## Stored entries
+---+

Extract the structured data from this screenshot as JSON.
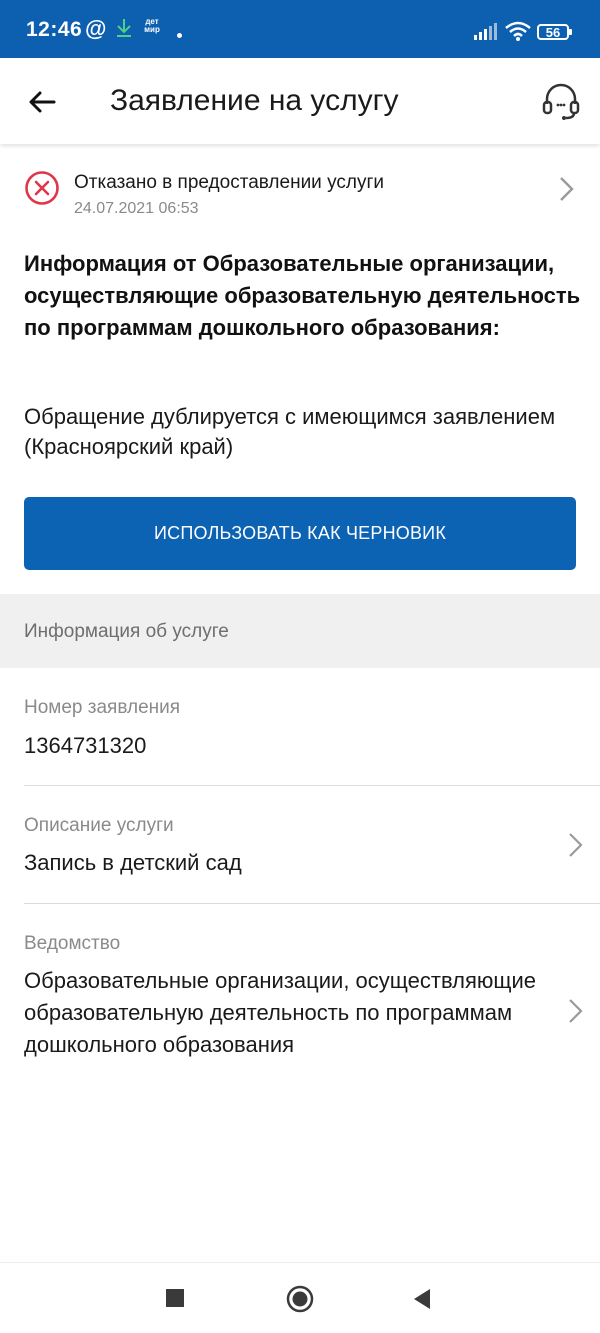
{
  "status_bar": {
    "time": "12:46",
    "at_symbol": "@",
    "detmir_label": "дет мир",
    "battery": "56",
    "icons": [
      "download-icon",
      "signal-icon",
      "wifi-icon",
      "battery-icon"
    ]
  },
  "app_bar": {
    "title": "Заявление на услугу",
    "back_icon": "arrow-left-icon",
    "support_icon": "headset-icon"
  },
  "application_status": {
    "text": "Отказано в предоставлении услуги",
    "date": "24.07.2021 06:53",
    "icon": "reject-circle-icon",
    "color": "#e0364a"
  },
  "info": {
    "heading": "Информация от Образовательные организации, осуществляющие образовательную деятельность по программам дошкольного образования:",
    "body": "Обращение дублируется с имеющимся заявлением (Красноярский край)"
  },
  "draft_button": {
    "label": "ИСПОЛЬЗОВАТЬ КАК ЧЕРНОВИК",
    "color": "#0d63b3"
  },
  "service_section": {
    "header": "Информация об услуге",
    "fields": [
      {
        "label": "Номер заявления",
        "value": "1364731320"
      },
      {
        "label": "Описание услуги",
        "value": "Запись в детский сад"
      },
      {
        "label": "Ведомство",
        "value": "Образовательные организации, осуществляющие образовательную деятельность по программам дошкольного образования"
      }
    ]
  },
  "colors": {
    "status_bar_bg": "#0d5fb0",
    "accent": "#0d63b3",
    "section_bg": "#f0f0f0"
  }
}
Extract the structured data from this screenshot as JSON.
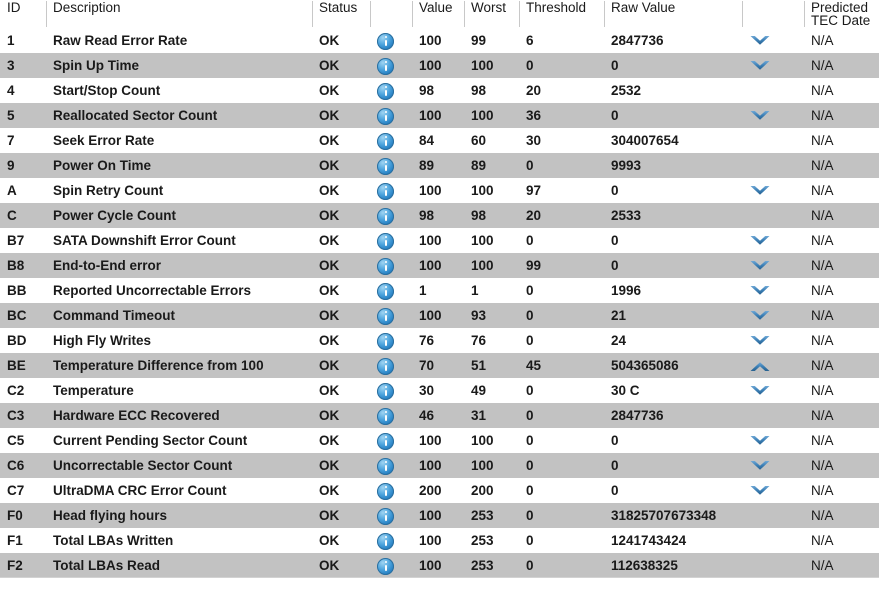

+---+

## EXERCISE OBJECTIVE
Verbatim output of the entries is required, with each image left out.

## SOLUTION TO THIS PROBLEM
Extract the structured data from this screenshot as JSON.
{
  "status_bar": {
    "time": "12:46",
    "at_symbol": "@",
    "detmir_label": "дет мир",
    "battery": "56",
    "icons": [
      "download-icon",
      "signal-icon",
      "wifi-icon",
      "battery-icon"
    ]
  },
  "app_bar": {
    "title": "Заявление на услугу",
    "back_icon": "arrow-left-icon",
    "support_icon": "headset-icon"
  },
  "application_status": {
    "text": "Отказано в предоставлении услуги",
    "date": "24.07.2021 06:53",
    "icon": "reject-circle-icon",
    "color": "#e0364a"
  },
  "info": {
    "heading": "Информация от Образовательные организации, осуществляющие образовательную деятельность по программам дошкольного образования:",
    "body": "Обращение дублируется с имеющимся заявлением (Красноярский край)"
  },
  "draft_button": {
    "label": "ИСПОЛЬЗОВАТЬ КАК ЧЕРНОВИК",
    "color": "#0d63b3"
  },
  "service_section": {
    "header": "Информация об услуге",
    "fields": [
      {
        "label": "Номер заявления",
        "value": "1364731320"
      },
      {
        "label": "Описание услуги",
        "value": "Запись в детский сад"
      },
      {
        "label": "Ведомство",
        "value": "Образовательные организации, осуществляющие образовательную деятельность по программам дошкольного образования"
      }
    ]
  },
  "colors": {
    "status_bar_bg": "#0d5fb0",
    "accent": "#0d63b3",
    "section_bg": "#f0f0f0"
  }
}
Extract the structured data from this screenshot as JSON.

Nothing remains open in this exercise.